Co-Founder and CEO, Finite State
More than 15 years of experience developing advanced software to support offensive and defensive cyber operations led Matt Wyckhouse to found Finite State in 2017 to focus on the unique challenges of cybersecurity in the IoT era. Matt spent most of his career at Battelle, the world’s largest private R&D company, where he was the technical founder and CTO of Battelle’s Cyber Innovations Business Unit. In this role, Matt oversaw dozens of intelligence and security programs supporting strategic global missions, many of which were focused on discovering vulnerabilities in IoT and other embedded devices. Through that experience, he saw how devastating IoT device attacks can be, which is especially concerning given the explosive growth of IoT. Matt has a bachelor’s degree from The Ohio State University.
Software Provenance – Where Do We Draw the Line?
There has been a lot of uproar about supply chain security – from 5G deployments around the world to threats to our power grids – and it seems that a day doesn’t go by without some new threat or government action. Many governments around the world, and in particular the US, are trying to “solve” supply chain risk management by introducing regulations focused on banning vendors from the supply chain. Notably, the US has taken several actions to try to limit vendors from potential adversary countries (such as China) from being involved in supply chains for certain types of critical infrastructure.
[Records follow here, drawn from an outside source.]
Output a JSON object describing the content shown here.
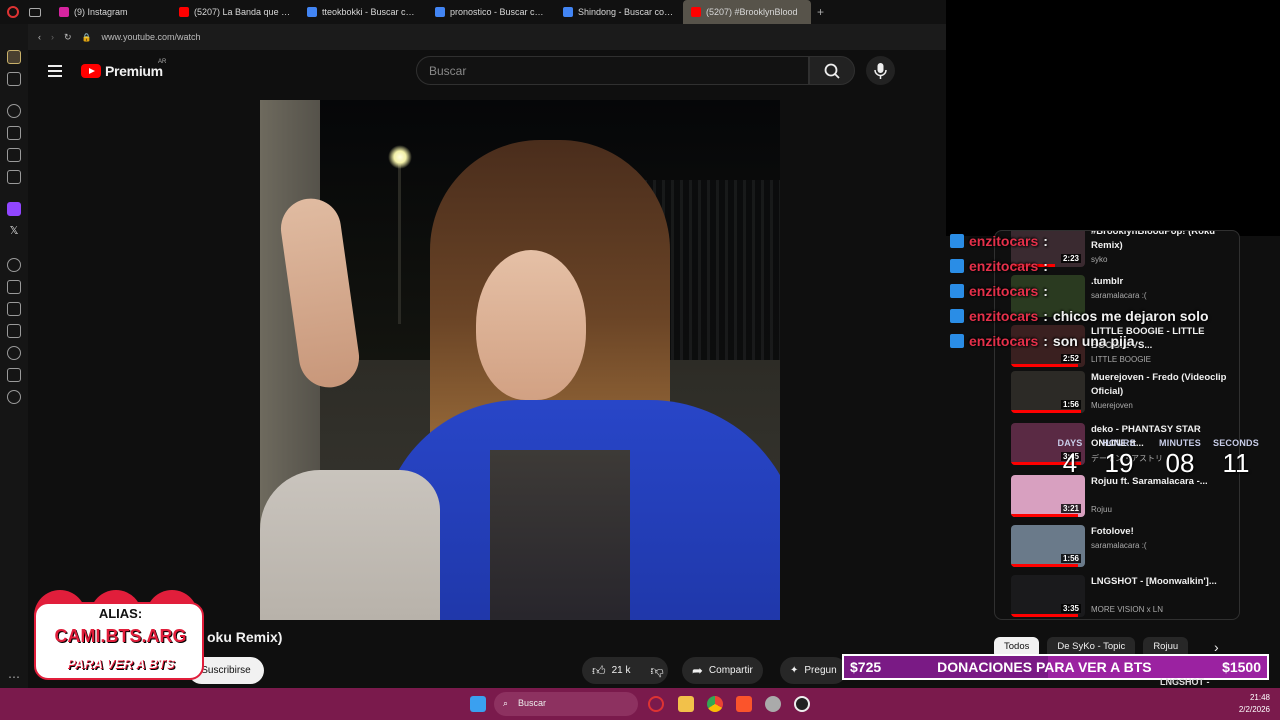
{
  "browser": {
    "tabs": [
      {
        "title": "(9) Instagram",
        "favicon_color": "#d6249f"
      },
      {
        "title": "(5207) La Banda que LOG",
        "favicon_color": "#ff0000"
      },
      {
        "title": "tteokbokki - Buscar con G",
        "favicon_color": "#4285f4"
      },
      {
        "title": "pronostico - Buscar con G",
        "favicon_color": "#4285f4"
      },
      {
        "title": "Shindong - Buscar con Go",
        "favicon_color": "#4285f4"
      },
      {
        "title": "(5207) #BrooklynBlood",
        "favicon_color": "#ff0000"
      }
    ],
    "new_tab": "+",
    "url": "www.youtube.com/watch"
  },
  "youtube": {
    "brand": "Premium",
    "country": "AR",
    "search_placeholder": "Buscar",
    "video_title_partial": "oku Remix)",
    "subscribe_label": "Suscribirse",
    "likes": "21 k",
    "share_label": "Compartir",
    "ask_label": "Pregun"
  },
  "recommended": [
    {
      "title": "#BrooklynBloodPop! (Roku Remix)",
      "channel": "syko",
      "duration": "2:23",
      "progress": 0.6,
      "thumb": "#3a2a30"
    },
    {
      "title": ".tumblr",
      "channel": "saramalacara :(",
      "duration": "",
      "progress": 0.0,
      "thumb": "#2a3a20"
    },
    {
      "title": "LITTLE BOOGIE - LITTLE BOOGIE VS...",
      "channel": "LITTLE BOOGIE",
      "duration": "2:52",
      "progress": 0.9,
      "thumb": "#3a2020"
    },
    {
      "title": "Muerejoven - Fredo (Videoclip Oficial)",
      "channel": "Muerejoven",
      "duration": "1:56",
      "progress": 0.95,
      "thumb": "#2c2a26"
    },
    {
      "title": "deko - PHANTASY STAR ONLINE ft...",
      "channel": "デーモン・アストリ",
      "duration": "3:45",
      "progress": 0.95,
      "thumb": "#5a2a44"
    },
    {
      "title": "Rojuu ft. Saramalacara -...",
      "channel": "Rojuu",
      "duration": "3:21",
      "progress": 0.9,
      "thumb": "#d8a0c0"
    },
    {
      "title": "Fotolove!",
      "channel": "saramalacara :(",
      "duration": "1:56",
      "progress": 0.9,
      "thumb": "#6a7a8a"
    },
    {
      "title": "LNGSHOT - [Moonwalkin']...",
      "channel": "MORE VISION x LN",
      "duration": "3:35",
      "progress": 0.9,
      "thumb": "#1a1a1c"
    }
  ],
  "chips": [
    "Todos",
    "De SyKo - Topic",
    "Rojuu"
  ],
  "chat": [
    {
      "user": "enzitocars",
      "message": ""
    },
    {
      "user": "enzitocars",
      "message": ""
    },
    {
      "user": "enzitocars",
      "message": ""
    },
    {
      "user": "enzitocars",
      "message": "chicos me dejaron solo"
    },
    {
      "user": "enzitocars",
      "message": "son una pija"
    }
  ],
  "chat_separator": " : ",
  "countdown": {
    "labels": [
      "DAYS",
      "HOURS",
      "MINUTES",
      "SECONDS"
    ],
    "values": [
      "4",
      "19",
      "08",
      "11"
    ]
  },
  "donation": {
    "current": "$725",
    "label": "DONACIONES PARA VER A BTS",
    "goal": "$1500",
    "progress": 0.483
  },
  "under_donation_text": "LNGSHOT -",
  "stream_logo": {
    "alias": "ALIAS:",
    "name": "CAMI.BTS.ARG",
    "slogan": "PARA VER A BTS"
  },
  "taskbar": {
    "search": "Buscar",
    "time": "21:48",
    "date": "2/2/2026"
  },
  "colors": {
    "youtube_red": "#ff0000",
    "chat_user": "#e5304a",
    "donation_bar": "#9b22a1",
    "taskbar": "#7a1a4c"
  }
}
In this talk, we discuss how simple analysis of a vendor’s country of origin is a failing and incomplete model of supply chain risk. While geopolitical analysis is an important risk factor, the truth is that every device, every software application, and every vendor has some level of geopolitical risk. We live in a world that is fueled by global supply chains and open source software that is built by global, distributed teams of engineers. So where do we draw the line?
This talk discusses the need to pivot the approach from purely assessing risk based upon vendor provenance to a more fine grained approach where every device and software application being placed on critical networks is being screened for real threats and vulnerabilities.